In litigation, flexibility is the key to winning. No litigator wants to go into the courtroom with only one argument. Prosecutors go for multiple ‘lesser included charges’ just to make sure they leave with a conviction. Defense attorneys prepare as many defenses as possible, even though just one winning argument is enough. By far the most significant and important ‘cost’ of beginning a fully foreign asset protection trust is the loss of your flexibility.

Your execution needs to be tactical, but your planning must be strategic. If you move from strategic to tactical too soon, you may not be able to extract yourself. There is no place where this is more accurate then when talking about optics.

“Optics” is the word litigators use to describe how a case “looks” to a judge or jury. If a case has good optics, it means it feels right. Arguments go over better and your chances of winning go way up. Bad optics means it doesn’t pass the smell test, and bad optics can be the kiss of death for a judge or jury. Even more importantly, bad optics put you at a severe disadvantage when negotiating.

For better or worse, nowadays, ‘offshore’ conjures bad optics. This is truer today than ever before as illegitimate uses of offshore, like hidden accounts with stolen money and tax evasion, continue to make headlines.

Martin’s Case:

Martin had been a client for over 7 years. He became involved in a civil issue over a transaction he had been a party to. We had been waiting to trigger his trust until it became apparent that it was going to be really necessary. In other words, until it gave us a tactical advantage.
One day he called me to tell me that his civil case had been upgraded to include criminal charges – all of the sudden the optics became critical.

We had a conference call with his criminal attorney and the one thing he insisted we cannot do is trigger the trust and move the assets offshore. For him this would create such bad optics that he felt he would not be able to keep Martin from serving time.

Because we had the Bridge Trust® in place, and had been strategic about not triggering it too early, we were able to make that tactical decision in real time to keep the trust, the trustee and the assets in the U.S. Therefore, we didn’t have to disclose any offshore accounts or jurisdictions to the prosecutor, the court, or the attorneys, because there were none!

Martin went on to both plead out the criminal charges with no jail time (because we had good optics) and still use the existence of the asset protection planning to successfully settle the civil issues on very favorable terms to him.

Had Martin had a fully foreign asset protection trust in place he would have be stuck. He would have had no choice but to disclose and the optics would have been destroyed because he would have really looked like the bad guy they had painted him to be (and which he really wasn’t).

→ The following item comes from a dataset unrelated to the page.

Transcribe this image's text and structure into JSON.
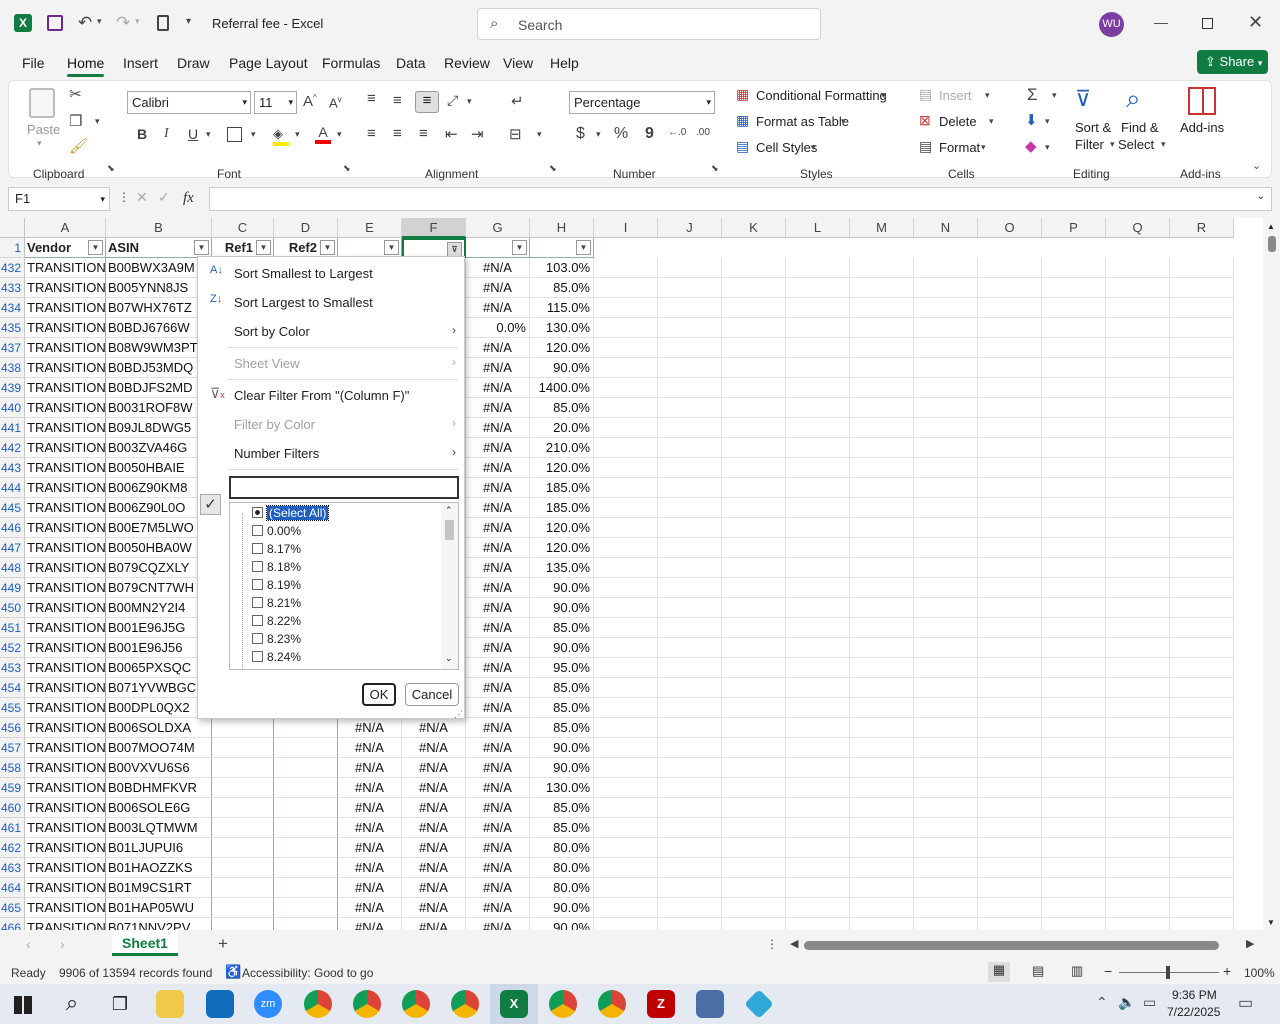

The point is obvious, a foreign trust is not always a tactical advantage. What you want is the option to have a fully foreign trust – not the obligation. This huge flexibility advantage alone is enough for me to consider the Bridge Trust® a superior plan than a commitment to a fully foreign asset protection trust from day one.

How can the Bridge Trust® be better than a fully foreign asset protection trust? For the same reason that a single strand of spider silk can be stronger than steel – FLEXIBILITY!

For more information, download the “5 Reasons Why the Bridge Trust® is better than a Foreign Asset Protection Trust.”

About the Author: Doug

Douglass S. Lodmell is an expert in estate planning, taxation and strategic asset protection for domestic and international clients. Douglass is the founder of Asset Protection Council & Lodmell & Lodmell Law Firm.